A recent post at Quartz explains how multitasking actually drains your brain of the energy needed to focus. It also makes you tired. This is true whether you’re working a day job, cooking dinner and, yes, even packing for a trip.
When we attempt to multitask, we don’t actually do more than one activity at once, but quickly switch between them. And this switching is exhausting. It uses up oxygenated glucose in the brain, running down the same fuel that’s needed to focus on a task.
Many years ago, not long after the first iPod was released, I watched a young lady breeze through airport security. She simply took off her jacket and unhooked her iPod from her waist and walked on through. I looked at all the stuff I had to pull out of my bags and pockets, and thought to myself, “This is ridiculous. I want to be like her.” During this most recent trip I’m finding that I’ve pretty much nailed it on the traveling end. I really do have everything I need. And now I want to take that mindset to the home and the office. You know, so I can have everything at my fingertips at any moment. I’ve already got most documents scanned into a searchable system on the computer. Now it’s time to simplify the rest of my life – the desk, the bookshelves, the closet at home.
I think disorganization and multitasking pretty much go hand-in-hand. One is the disarray of physical items, while the other is disarray of the mind.
As I write this, I’ve a ton of other things to do. Deadlines. but I had to get this one out of my head and onto digital paper – all at once, with focus – so I could move onto the next all-important task.

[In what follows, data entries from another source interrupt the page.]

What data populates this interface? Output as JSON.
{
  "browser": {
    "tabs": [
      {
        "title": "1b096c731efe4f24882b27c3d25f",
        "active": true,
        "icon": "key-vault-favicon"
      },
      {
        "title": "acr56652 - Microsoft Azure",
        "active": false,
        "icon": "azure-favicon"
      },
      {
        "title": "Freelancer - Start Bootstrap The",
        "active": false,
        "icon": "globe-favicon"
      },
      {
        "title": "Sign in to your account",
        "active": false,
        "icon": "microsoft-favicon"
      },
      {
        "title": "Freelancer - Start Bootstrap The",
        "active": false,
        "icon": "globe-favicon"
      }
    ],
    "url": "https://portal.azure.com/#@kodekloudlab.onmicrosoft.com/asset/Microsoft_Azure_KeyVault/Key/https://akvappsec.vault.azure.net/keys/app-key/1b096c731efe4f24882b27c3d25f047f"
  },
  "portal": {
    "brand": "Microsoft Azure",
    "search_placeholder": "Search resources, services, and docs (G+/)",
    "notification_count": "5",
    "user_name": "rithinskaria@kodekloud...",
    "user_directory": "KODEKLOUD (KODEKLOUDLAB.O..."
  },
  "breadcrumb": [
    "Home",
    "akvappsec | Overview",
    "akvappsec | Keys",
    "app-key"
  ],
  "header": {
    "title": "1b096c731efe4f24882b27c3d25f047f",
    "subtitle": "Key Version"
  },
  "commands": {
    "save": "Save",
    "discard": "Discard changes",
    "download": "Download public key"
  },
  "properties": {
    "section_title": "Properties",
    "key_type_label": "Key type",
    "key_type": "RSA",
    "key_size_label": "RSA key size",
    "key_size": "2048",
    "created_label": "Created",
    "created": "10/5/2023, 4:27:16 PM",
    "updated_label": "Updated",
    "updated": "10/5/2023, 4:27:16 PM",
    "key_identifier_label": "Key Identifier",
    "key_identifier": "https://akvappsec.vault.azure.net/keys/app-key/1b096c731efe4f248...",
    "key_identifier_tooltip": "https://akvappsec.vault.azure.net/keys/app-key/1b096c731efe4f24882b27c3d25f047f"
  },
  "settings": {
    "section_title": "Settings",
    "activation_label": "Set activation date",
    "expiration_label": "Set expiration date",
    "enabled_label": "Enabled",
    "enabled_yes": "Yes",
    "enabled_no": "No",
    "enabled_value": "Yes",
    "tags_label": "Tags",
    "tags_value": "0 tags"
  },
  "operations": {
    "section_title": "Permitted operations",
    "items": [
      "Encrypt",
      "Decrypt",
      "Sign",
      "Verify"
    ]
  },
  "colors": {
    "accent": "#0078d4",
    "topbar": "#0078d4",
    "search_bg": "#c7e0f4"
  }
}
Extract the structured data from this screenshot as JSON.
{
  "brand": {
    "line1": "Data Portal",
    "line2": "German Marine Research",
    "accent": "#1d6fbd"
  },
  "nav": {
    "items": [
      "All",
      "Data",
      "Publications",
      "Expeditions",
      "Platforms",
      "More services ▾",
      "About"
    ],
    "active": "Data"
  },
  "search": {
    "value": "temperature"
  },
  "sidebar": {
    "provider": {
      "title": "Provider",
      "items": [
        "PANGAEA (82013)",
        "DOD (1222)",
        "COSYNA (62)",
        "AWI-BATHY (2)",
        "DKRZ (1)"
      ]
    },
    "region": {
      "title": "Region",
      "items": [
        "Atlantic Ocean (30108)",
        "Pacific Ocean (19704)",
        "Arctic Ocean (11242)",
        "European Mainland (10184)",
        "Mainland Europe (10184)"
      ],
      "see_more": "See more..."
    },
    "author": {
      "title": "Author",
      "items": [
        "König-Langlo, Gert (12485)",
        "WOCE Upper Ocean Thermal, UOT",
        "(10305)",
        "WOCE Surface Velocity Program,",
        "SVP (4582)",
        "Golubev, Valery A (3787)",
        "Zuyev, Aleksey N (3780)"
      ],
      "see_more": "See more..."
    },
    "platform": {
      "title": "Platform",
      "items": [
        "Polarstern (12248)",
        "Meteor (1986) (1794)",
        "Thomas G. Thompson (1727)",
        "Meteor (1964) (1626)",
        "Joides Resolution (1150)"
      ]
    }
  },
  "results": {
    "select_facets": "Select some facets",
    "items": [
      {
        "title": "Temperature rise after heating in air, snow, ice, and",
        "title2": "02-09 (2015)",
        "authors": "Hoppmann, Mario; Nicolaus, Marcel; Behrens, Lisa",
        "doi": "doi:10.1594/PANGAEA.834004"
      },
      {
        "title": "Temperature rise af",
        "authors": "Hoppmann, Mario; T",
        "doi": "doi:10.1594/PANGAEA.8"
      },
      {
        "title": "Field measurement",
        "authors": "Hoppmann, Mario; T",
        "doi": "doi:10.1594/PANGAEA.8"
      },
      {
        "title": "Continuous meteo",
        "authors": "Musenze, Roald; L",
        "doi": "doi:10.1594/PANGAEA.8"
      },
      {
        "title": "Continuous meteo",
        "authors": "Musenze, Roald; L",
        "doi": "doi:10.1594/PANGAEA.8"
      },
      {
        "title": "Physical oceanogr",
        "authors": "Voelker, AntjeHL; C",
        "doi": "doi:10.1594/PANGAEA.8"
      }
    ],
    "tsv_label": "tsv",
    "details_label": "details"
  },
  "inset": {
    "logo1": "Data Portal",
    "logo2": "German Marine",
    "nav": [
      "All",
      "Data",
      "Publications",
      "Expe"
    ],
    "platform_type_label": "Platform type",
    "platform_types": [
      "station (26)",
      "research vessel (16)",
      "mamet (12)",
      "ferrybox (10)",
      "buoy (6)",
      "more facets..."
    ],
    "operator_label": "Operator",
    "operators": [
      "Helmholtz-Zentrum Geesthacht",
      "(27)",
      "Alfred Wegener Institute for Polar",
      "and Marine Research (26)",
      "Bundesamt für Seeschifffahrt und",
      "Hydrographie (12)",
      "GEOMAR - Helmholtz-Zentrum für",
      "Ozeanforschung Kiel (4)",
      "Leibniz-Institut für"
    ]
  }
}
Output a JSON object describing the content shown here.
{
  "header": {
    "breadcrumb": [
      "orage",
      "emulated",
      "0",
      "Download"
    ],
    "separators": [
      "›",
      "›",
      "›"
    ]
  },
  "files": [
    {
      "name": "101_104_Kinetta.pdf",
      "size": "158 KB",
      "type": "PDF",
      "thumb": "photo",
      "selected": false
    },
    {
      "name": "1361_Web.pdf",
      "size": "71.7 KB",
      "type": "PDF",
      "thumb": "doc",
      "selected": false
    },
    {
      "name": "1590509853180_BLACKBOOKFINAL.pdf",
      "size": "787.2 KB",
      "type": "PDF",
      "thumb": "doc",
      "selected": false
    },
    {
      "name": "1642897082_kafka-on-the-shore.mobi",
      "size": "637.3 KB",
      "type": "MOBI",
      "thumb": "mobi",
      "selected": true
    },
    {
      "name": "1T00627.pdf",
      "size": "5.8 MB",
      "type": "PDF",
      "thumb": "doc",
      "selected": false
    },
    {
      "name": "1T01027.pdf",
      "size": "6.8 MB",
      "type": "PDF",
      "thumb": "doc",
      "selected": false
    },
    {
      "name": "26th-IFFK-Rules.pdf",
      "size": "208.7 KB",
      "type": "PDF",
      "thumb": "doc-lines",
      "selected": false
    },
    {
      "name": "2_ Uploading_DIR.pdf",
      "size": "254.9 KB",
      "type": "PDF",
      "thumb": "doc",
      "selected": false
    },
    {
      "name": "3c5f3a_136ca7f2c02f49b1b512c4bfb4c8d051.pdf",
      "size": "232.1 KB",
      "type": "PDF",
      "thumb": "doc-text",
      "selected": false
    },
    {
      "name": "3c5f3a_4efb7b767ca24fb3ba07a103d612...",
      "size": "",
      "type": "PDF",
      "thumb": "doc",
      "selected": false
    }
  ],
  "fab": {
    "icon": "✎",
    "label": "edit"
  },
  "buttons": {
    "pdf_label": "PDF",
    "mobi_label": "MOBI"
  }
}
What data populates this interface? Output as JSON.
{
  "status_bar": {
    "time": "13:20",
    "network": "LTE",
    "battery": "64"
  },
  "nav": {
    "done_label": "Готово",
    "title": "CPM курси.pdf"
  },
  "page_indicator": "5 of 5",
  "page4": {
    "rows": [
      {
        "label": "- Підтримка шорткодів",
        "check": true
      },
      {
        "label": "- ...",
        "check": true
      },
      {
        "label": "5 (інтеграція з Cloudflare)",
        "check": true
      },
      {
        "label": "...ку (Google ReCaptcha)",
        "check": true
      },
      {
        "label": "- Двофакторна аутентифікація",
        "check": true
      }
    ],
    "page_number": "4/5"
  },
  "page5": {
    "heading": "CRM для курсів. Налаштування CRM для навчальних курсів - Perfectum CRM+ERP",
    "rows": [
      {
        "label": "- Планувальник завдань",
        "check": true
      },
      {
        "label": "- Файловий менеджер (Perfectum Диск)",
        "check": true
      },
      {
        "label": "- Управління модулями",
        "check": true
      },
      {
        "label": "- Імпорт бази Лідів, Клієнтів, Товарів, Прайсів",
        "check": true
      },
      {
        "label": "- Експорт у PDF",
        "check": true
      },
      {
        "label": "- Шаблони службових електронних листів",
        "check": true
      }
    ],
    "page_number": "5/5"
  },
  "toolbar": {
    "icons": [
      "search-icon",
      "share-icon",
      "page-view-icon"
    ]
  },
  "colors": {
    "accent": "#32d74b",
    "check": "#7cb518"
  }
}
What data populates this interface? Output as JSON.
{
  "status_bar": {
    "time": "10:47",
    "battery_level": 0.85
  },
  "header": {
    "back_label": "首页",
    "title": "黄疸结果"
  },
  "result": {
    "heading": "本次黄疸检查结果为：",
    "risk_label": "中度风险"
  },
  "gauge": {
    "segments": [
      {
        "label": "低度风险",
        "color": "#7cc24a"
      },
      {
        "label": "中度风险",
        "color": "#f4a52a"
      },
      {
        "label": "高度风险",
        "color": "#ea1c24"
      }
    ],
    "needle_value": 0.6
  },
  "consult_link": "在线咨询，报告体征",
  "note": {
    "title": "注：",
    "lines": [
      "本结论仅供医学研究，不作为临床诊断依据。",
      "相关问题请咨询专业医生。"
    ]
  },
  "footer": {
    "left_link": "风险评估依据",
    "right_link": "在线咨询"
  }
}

If you ever run into me while I’m traveling, please don’t ask if I have extra snacks, a second book to read on the plane, or something obscure. I was focused when I packed, and that means I don’t have any extra, unnecessary-to-me items lingering at the bottom of my bag. It means I was ready to hit the ground running the moment I stepped off the plane.